A brain 'living in the Matrix' - scientists unveil $600,000 plan to merge MORE human brain c


A team of Australian scientists collaborating across academia and private industry have just received a three-year grant to weaponize their work growing brain cell cultures that are capable of communicating with machines.  

Over the past two years, the team has already succeeded in teaching a brain cell culture of approximately 800,000 neurons how to successfully play the 1970s video game Pong from its Petri dish. 

The $600,000 grant was awarded by the Australian government's military and intelligence communities and will be managed by the Australian Research Council.

'The beautiful and pioneering aspect of this work rests on equipping the neurons with sensations: the feedback,' as one of the Pong project's co-researchers, theoretical neuroscientist Karl Friston, put it last October. 

'And crucially,' Professor Friston added, the brain culture has been given, 'the ability to act on their world.' 

'Remarkably, the cultures learned how to make their world more predictable by acting upon it,' Friston said in a press statement. 

'This is remarkable because you cannot teach this kind of self-organization; simply because — unlike a pet — these mini brains have no sense of reward and punishment,' he explained.

The new project furthering this technology will be led by psychologist Adeel Razi at Australia's Monash University, where Razi also heads the school's Computational Neuroscience Laboratory.

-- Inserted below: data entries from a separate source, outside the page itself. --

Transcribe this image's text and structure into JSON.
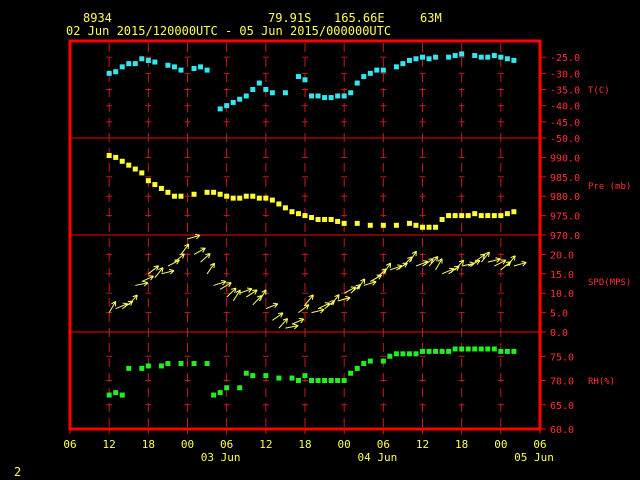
{
  "header": {
    "station_id": "8934",
    "latitude": "79.91S",
    "longitude": "165.66E",
    "elevation": "63M",
    "time_range": "02 Jun 2015/120000UTC - 05 Jun 2015/000000UTC"
  },
  "footer": {
    "page_number": "2"
  },
  "colors": {
    "frame": "#ff0000",
    "grid": "#c81a1a",
    "axis_text": "#ff3030",
    "header_text": "#ffff4f",
    "temperature": "#33e6f0",
    "pressure": "#ffff33",
    "wind": "#ffff66",
    "humidity": "#22ee22"
  },
  "chart_data": {
    "type": "scatter",
    "x_unit": "hours since 02 Jun 2015 12:00 UTC (3-hour ticks)",
    "x": {
      "range": [
        -6,
        66
      ],
      "tick_labels": [
        "06",
        "12",
        "18",
        "00",
        "06",
        "12",
        "18",
        "00",
        "06",
        "12",
        "18",
        "00",
        "06"
      ],
      "day_labels": [
        "03 Jun",
        "04 Jun",
        "05 Jun"
      ]
    },
    "panels": [
      {
        "name": "temperature",
        "label": "T(C)",
        "ylim": [
          -50,
          -20
        ],
        "ticks": [
          -25,
          -30,
          -35,
          -40,
          -45,
          -50
        ],
        "tick_labels": [
          "-25.0",
          "-30.0",
          "-35.0",
          "-40.0",
          "-45.0",
          "-50.0"
        ],
        "points": [
          [
            0,
            -30
          ],
          [
            1,
            -29.5
          ],
          [
            2,
            -28
          ],
          [
            3,
            -27
          ],
          [
            4,
            -27
          ],
          [
            5,
            -25.5
          ],
          [
            6,
            -26
          ],
          [
            7,
            -26.5
          ],
          [
            9,
            -27.5
          ],
          [
            10,
            -28
          ],
          [
            11,
            -29
          ],
          [
            13,
            -28.5
          ],
          [
            14,
            -28
          ],
          [
            15,
            -29
          ],
          [
            17,
            -41
          ],
          [
            18,
            -40
          ],
          [
            19,
            -39
          ],
          [
            20,
            -38
          ],
          [
            21,
            -37
          ],
          [
            22,
            -35
          ],
          [
            23,
            -33
          ],
          [
            24,
            -35
          ],
          [
            25,
            -36
          ],
          [
            27,
            -36
          ],
          [
            29,
            -31
          ],
          [
            30,
            -32
          ],
          [
            31,
            -37
          ],
          [
            32,
            -37
          ],
          [
            33,
            -37.5
          ],
          [
            34,
            -37.5
          ],
          [
            35,
            -37
          ],
          [
            36,
            -37
          ],
          [
            37,
            -36
          ],
          [
            38,
            -33
          ],
          [
            39,
            -31
          ],
          [
            40,
            -30
          ],
          [
            41,
            -29
          ],
          [
            42,
            -29
          ],
          [
            44,
            -28
          ],
          [
            45,
            -27
          ],
          [
            46,
            -26
          ],
          [
            47,
            -25.5
          ],
          [
            48,
            -25
          ],
          [
            49,
            -25.5
          ],
          [
            50,
            -25
          ],
          [
            52,
            -25
          ],
          [
            53,
            -24.5
          ],
          [
            54,
            -24
          ],
          [
            56,
            -24.5
          ],
          [
            57,
            -25
          ],
          [
            58,
            -25
          ],
          [
            59,
            -24.5
          ],
          [
            60,
            -25
          ],
          [
            61,
            -25.5
          ],
          [
            62,
            -26
          ]
        ]
      },
      {
        "name": "pressure",
        "label": "Pre (mb)",
        "ylim": [
          970,
          995
        ],
        "ticks": [
          990,
          985,
          980,
          975,
          970
        ],
        "tick_labels": [
          "990.0",
          "985.0",
          "980.0",
          "975.0",
          "970.0"
        ],
        "points": [
          [
            0,
            990.5
          ],
          [
            1,
            990
          ],
          [
            2,
            989
          ],
          [
            3,
            988
          ],
          [
            4,
            987
          ],
          [
            5,
            986
          ],
          [
            6,
            984
          ],
          [
            7,
            983
          ],
          [
            8,
            982
          ],
          [
            9,
            981
          ],
          [
            10,
            980
          ],
          [
            11,
            980
          ],
          [
            13,
            980.5
          ],
          [
            15,
            981
          ],
          [
            16,
            981
          ],
          [
            17,
            980.5
          ],
          [
            18,
            980
          ],
          [
            19,
            979.5
          ],
          [
            20,
            979.5
          ],
          [
            21,
            980
          ],
          [
            22,
            980
          ],
          [
            23,
            979.5
          ],
          [
            24,
            979.5
          ],
          [
            25,
            979
          ],
          [
            26,
            978
          ],
          [
            27,
            977
          ],
          [
            28,
            976
          ],
          [
            29,
            975.5
          ],
          [
            30,
            975
          ],
          [
            31,
            974.5
          ],
          [
            32,
            974
          ],
          [
            33,
            974
          ],
          [
            34,
            974
          ],
          [
            35,
            973.5
          ],
          [
            36,
            973
          ],
          [
            38,
            973
          ],
          [
            40,
            972.5
          ],
          [
            42,
            972.5
          ],
          [
            44,
            972.5
          ],
          [
            46,
            973
          ],
          [
            47,
            972.5
          ],
          [
            48,
            972
          ],
          [
            49,
            972
          ],
          [
            50,
            972
          ],
          [
            51,
            974
          ],
          [
            52,
            975
          ],
          [
            53,
            975
          ],
          [
            54,
            975
          ],
          [
            55,
            975
          ],
          [
            56,
            975.5
          ],
          [
            57,
            975
          ],
          [
            58,
            975
          ],
          [
            59,
            975
          ],
          [
            60,
            975
          ],
          [
            61,
            975.5
          ],
          [
            62,
            976
          ]
        ]
      },
      {
        "name": "wind_speed",
        "label": "SPD(MPS)",
        "ylim": [
          0,
          25
        ],
        "ticks": [
          20,
          15,
          10,
          5,
          0
        ],
        "tick_labels": [
          "20.0",
          "15.0",
          "10.0",
          "5.0",
          "0.0"
        ],
        "points": [
          [
            0,
            5
          ],
          [
            1,
            6
          ],
          [
            2,
            6
          ],
          [
            3,
            7
          ],
          [
            4,
            12
          ],
          [
            5,
            13
          ],
          [
            6,
            15
          ],
          [
            7,
            14
          ],
          [
            8,
            15
          ],
          [
            9,
            17
          ],
          [
            10,
            18
          ],
          [
            11,
            20
          ],
          [
            12,
            24
          ],
          [
            13,
            20
          ],
          [
            14,
            18
          ],
          [
            15,
            15
          ],
          [
            16,
            12
          ],
          [
            17,
            11
          ],
          [
            18,
            9
          ],
          [
            19,
            8
          ],
          [
            20,
            10
          ],
          [
            21,
            9
          ],
          [
            22,
            7
          ],
          [
            23,
            8
          ],
          [
            24,
            6
          ],
          [
            25,
            3
          ],
          [
            26,
            1
          ],
          [
            27,
            1
          ],
          [
            28,
            2
          ],
          [
            29,
            5
          ],
          [
            30,
            7
          ],
          [
            31,
            5
          ],
          [
            32,
            6
          ],
          [
            33,
            6
          ],
          [
            34,
            7
          ],
          [
            35,
            8
          ],
          [
            36,
            10
          ],
          [
            37,
            10
          ],
          [
            38,
            11
          ],
          [
            39,
            12
          ],
          [
            40,
            13
          ],
          [
            41,
            14
          ],
          [
            42,
            15
          ],
          [
            43,
            16
          ],
          [
            44,
            16
          ],
          [
            45,
            17
          ],
          [
            46,
            18
          ],
          [
            47,
            17
          ],
          [
            48,
            17
          ],
          [
            49,
            17
          ],
          [
            50,
            16
          ],
          [
            51,
            15
          ],
          [
            52,
            15
          ],
          [
            53,
            16
          ],
          [
            54,
            17
          ],
          [
            55,
            17
          ],
          [
            56,
            18
          ],
          [
            57,
            18
          ],
          [
            58,
            18
          ],
          [
            59,
            17
          ],
          [
            60,
            16
          ],
          [
            61,
            17
          ],
          [
            62,
            17
          ]
        ]
      },
      {
        "name": "relative_humidity",
        "label": "RH(%)",
        "ylim": [
          60,
          80
        ],
        "ticks": [
          75,
          70,
          65,
          60
        ],
        "tick_labels": [
          "75.0",
          "70.0",
          "65.0",
          "60.0"
        ],
        "points": [
          [
            0,
            67
          ],
          [
            1,
            67.5
          ],
          [
            2,
            67
          ],
          [
            3,
            72.5
          ],
          [
            5,
            72.5
          ],
          [
            6,
            73
          ],
          [
            8,
            73
          ],
          [
            9,
            73.5
          ],
          [
            11,
            73.5
          ],
          [
            13,
            73.5
          ],
          [
            15,
            73.5
          ],
          [
            16,
            67
          ],
          [
            17,
            67.5
          ],
          [
            18,
            68.5
          ],
          [
            20,
            68.5
          ],
          [
            21,
            71.5
          ],
          [
            22,
            71
          ],
          [
            24,
            71
          ],
          [
            26,
            70.5
          ],
          [
            28,
            70.5
          ],
          [
            29,
            70
          ],
          [
            30,
            71
          ],
          [
            31,
            70
          ],
          [
            32,
            70
          ],
          [
            33,
            70
          ],
          [
            34,
            70
          ],
          [
            35,
            70
          ],
          [
            36,
            70
          ],
          [
            37,
            71.5
          ],
          [
            38,
            72.5
          ],
          [
            39,
            73.5
          ],
          [
            40,
            74
          ],
          [
            42,
            74
          ],
          [
            43,
            75
          ],
          [
            44,
            75.5
          ],
          [
            45,
            75.5
          ],
          [
            46,
            75.5
          ],
          [
            47,
            75.5
          ],
          [
            48,
            76
          ],
          [
            49,
            76
          ],
          [
            50,
            76
          ],
          [
            51,
            76
          ],
          [
            52,
            76
          ],
          [
            53,
            76.5
          ],
          [
            54,
            76.5
          ],
          [
            55,
            76.5
          ],
          [
            56,
            76.5
          ],
          [
            57,
            76.5
          ],
          [
            58,
            76.5
          ],
          [
            59,
            76.5
          ],
          [
            60,
            76
          ],
          [
            61,
            76
          ],
          [
            62,
            76
          ]
        ]
      }
    ]
  }
}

The research has been done in partnership with Melbourne, Australia-based start-up Cortical Labs, as well as the University College London where Friston is based.